This is one of my most favourite things about Lisbon: it’s stencil art. In the earlier 20th century, Lisbon flourished as a city with its lot of grand buildings. Since the world wars a lot of this grandeur has been left to ruin and modern urbanlife has taken over and with it a vibrant street art scene. Most international cities have stencil art, but Lisbon has a real flair for this medium and you can see a colourful range of the banal, poetic, political, rude and bluntly funny art on the walls everywhere.
A couple of years back I once spent a whole weekend scouring the city snapping all the stencil art I saw and came away with over two hundred decent pieces.
There is also evidence of internationally known stencil artists making their mark here with pieces by DOLK and others. This is a lovely one, obliquely blending the old (the tilework) with the new (mimicking the past)
6. The trams.
Lisbon is a city of hills with the centre of the city surrounded by the suburbs above. For this reason, a number yellow trams spread outward and upward from various locations around the city centre. It’s worth riding at least one, particularly the one which takes you up to the castle.

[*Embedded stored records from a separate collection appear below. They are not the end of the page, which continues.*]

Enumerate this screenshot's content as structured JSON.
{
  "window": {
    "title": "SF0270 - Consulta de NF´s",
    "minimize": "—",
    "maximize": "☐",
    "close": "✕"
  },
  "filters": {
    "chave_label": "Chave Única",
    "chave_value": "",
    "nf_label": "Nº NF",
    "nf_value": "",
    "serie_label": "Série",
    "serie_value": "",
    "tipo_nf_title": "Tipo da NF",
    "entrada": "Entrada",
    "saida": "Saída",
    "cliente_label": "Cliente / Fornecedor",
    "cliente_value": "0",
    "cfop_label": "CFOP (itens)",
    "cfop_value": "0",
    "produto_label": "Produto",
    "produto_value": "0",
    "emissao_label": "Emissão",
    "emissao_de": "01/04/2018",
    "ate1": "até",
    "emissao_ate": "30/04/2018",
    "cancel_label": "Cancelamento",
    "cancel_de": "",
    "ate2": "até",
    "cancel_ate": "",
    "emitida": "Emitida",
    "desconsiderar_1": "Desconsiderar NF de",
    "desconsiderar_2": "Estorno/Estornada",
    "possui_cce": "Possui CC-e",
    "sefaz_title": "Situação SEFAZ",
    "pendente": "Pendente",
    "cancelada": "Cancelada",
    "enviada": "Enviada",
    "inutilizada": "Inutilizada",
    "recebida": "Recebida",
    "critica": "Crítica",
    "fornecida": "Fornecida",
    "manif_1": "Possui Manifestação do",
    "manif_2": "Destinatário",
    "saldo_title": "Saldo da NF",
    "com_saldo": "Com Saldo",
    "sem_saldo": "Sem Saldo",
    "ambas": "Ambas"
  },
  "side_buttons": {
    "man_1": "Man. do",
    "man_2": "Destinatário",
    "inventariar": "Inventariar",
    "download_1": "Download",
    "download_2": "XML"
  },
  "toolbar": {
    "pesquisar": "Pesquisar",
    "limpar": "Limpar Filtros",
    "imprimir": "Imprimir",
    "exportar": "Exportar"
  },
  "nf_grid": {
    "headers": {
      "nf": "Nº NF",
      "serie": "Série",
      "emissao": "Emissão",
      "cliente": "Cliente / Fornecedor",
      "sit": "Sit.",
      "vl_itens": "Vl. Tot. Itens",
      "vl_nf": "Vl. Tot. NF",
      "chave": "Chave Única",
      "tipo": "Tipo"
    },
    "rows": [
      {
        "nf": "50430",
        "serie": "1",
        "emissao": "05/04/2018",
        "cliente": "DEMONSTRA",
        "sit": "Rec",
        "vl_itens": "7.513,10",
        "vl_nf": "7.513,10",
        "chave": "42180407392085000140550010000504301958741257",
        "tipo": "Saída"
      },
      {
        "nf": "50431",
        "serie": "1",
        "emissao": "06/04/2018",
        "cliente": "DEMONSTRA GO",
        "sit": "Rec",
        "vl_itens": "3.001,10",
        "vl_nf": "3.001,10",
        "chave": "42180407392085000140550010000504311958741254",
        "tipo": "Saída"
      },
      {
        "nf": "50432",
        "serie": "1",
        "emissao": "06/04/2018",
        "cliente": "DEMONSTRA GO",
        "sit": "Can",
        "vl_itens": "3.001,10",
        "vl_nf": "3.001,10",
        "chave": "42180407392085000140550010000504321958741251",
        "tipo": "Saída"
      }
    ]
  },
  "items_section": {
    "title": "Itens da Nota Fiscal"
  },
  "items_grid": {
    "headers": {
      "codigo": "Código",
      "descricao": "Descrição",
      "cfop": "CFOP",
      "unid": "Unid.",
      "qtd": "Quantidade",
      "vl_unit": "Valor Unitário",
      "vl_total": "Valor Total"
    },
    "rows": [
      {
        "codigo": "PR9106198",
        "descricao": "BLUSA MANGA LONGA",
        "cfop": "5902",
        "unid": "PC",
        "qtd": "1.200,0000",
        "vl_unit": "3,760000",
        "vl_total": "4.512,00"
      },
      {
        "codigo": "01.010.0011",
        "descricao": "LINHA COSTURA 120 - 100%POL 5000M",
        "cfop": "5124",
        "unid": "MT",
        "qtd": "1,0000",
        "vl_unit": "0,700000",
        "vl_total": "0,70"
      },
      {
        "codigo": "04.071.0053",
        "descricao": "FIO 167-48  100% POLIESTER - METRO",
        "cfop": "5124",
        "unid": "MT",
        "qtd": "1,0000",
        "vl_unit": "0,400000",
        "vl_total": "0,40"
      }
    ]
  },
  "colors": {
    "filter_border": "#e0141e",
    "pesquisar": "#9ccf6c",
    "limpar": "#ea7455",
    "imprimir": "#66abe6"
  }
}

It’s well known in the guidebooks as a haven for pickpockets so amuse yourself picking out the miscreant/s that want to take your wallet.

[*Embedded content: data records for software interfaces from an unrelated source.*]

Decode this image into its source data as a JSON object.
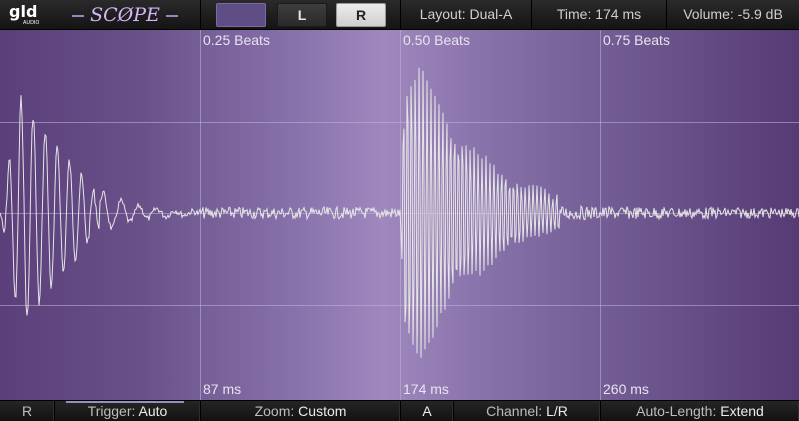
{
  "header": {
    "logo_text": "gld",
    "logo_sub": "AUDIO",
    "product": "SCØPE",
    "channel_l": "L",
    "channel_r": "R",
    "layout": "Layout: Dual-A",
    "time": "Time: 174 ms",
    "volume": "Volume: -5.9 dB",
    "swatch_color": "#5f4d86"
  },
  "plot": {
    "beat_labels": [
      "0.25 Beats",
      "0.50 Beats",
      "0.75 Beats"
    ],
    "ms_labels": [
      "87 ms",
      "174 ms",
      "260 ms"
    ],
    "waveform_color": "#e6e6e6"
  },
  "footer": {
    "channel_button": "R",
    "trigger_label": "Trigger:",
    "trigger_value": "Auto",
    "zoom_label": "Zoom:",
    "zoom_value": "Custom",
    "a_button": "A",
    "channel_label": "Channel:",
    "channel_value": "L/R",
    "autolength_label": "Auto-Length:",
    "autolength_value": "Extend"
  }
}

On one trip, a friend and I offered seats to some elderly ladies who then in return signalled us when known pickpockets made a beeline for us. My friend, an American colonel, blatantly turned to a wouldbe thief and remarked that he hadn’t broken an arm for some time…Lots of fun
6. Green Pepper. Having lived in Norway for a number of years now there is a definite lack of vegetarian food on offer. Basically a vego meal in Norway is a normal dish then you take off the meat. So imagine my delight when two doors down from my hotel was the Green Pepper. I am going out on a limb here and say that this is definitely one of the best vegetarian restaurants I’ve ever been too in the world. Big deal.

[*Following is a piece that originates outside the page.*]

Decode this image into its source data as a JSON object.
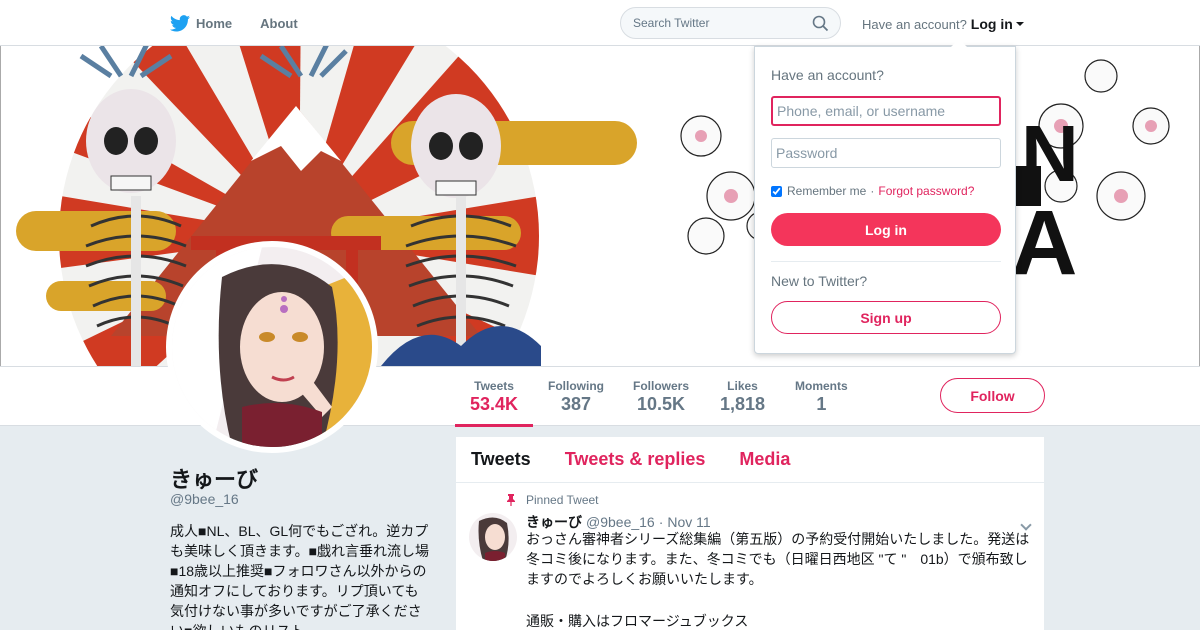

The Green Pepper is a sharp, professionally run vegetarian restaurant located near the Praca de Espanha metro stop. Opening for both lunch and dinner, they take vegetarian food to the next level. A family business, they use fresh ingredients every day and the variety is incredible. Faced with about 16 cold and typically three hot dishes there is more than enough to choose from for the vegetarian eater. The most memorable dish was the seitan (chicken substitute) fillets with a coffee bean sauce! Absolutely incredible. The staff are young, friendly and professional and most are ardent surfers.
7. Kaffehaus. Rua Anchieta 3, 1200 – 023 Lisboa. Step into this cafehouse and you step out of Portugal and into Austria. It’s tucked away down an alleyway up near the Baixa Chiado metro (not far from the Nood bar) and offers a quiet respite from the main drag. The guidebooks mention their selection of German and Austrian magazines but I come for the quiet and the great Austrian hot chocolate. Basically they bring you a tall glass of hot milk with a selection of different chocolates. For example, vanilla and cinnamon, hazelnut chocolate, nougat and others. You choose the one you fancy and drop it into the milk for a couple of minutes while you try and pretend to read the papers. Then stir it around to have a very satisfying cup of choc.
OK, this was a taster of what Lisbon has to offer. I’m back quite often so I’ll post more in future on the what other spoils can be found in the winding streets of this beautiful city.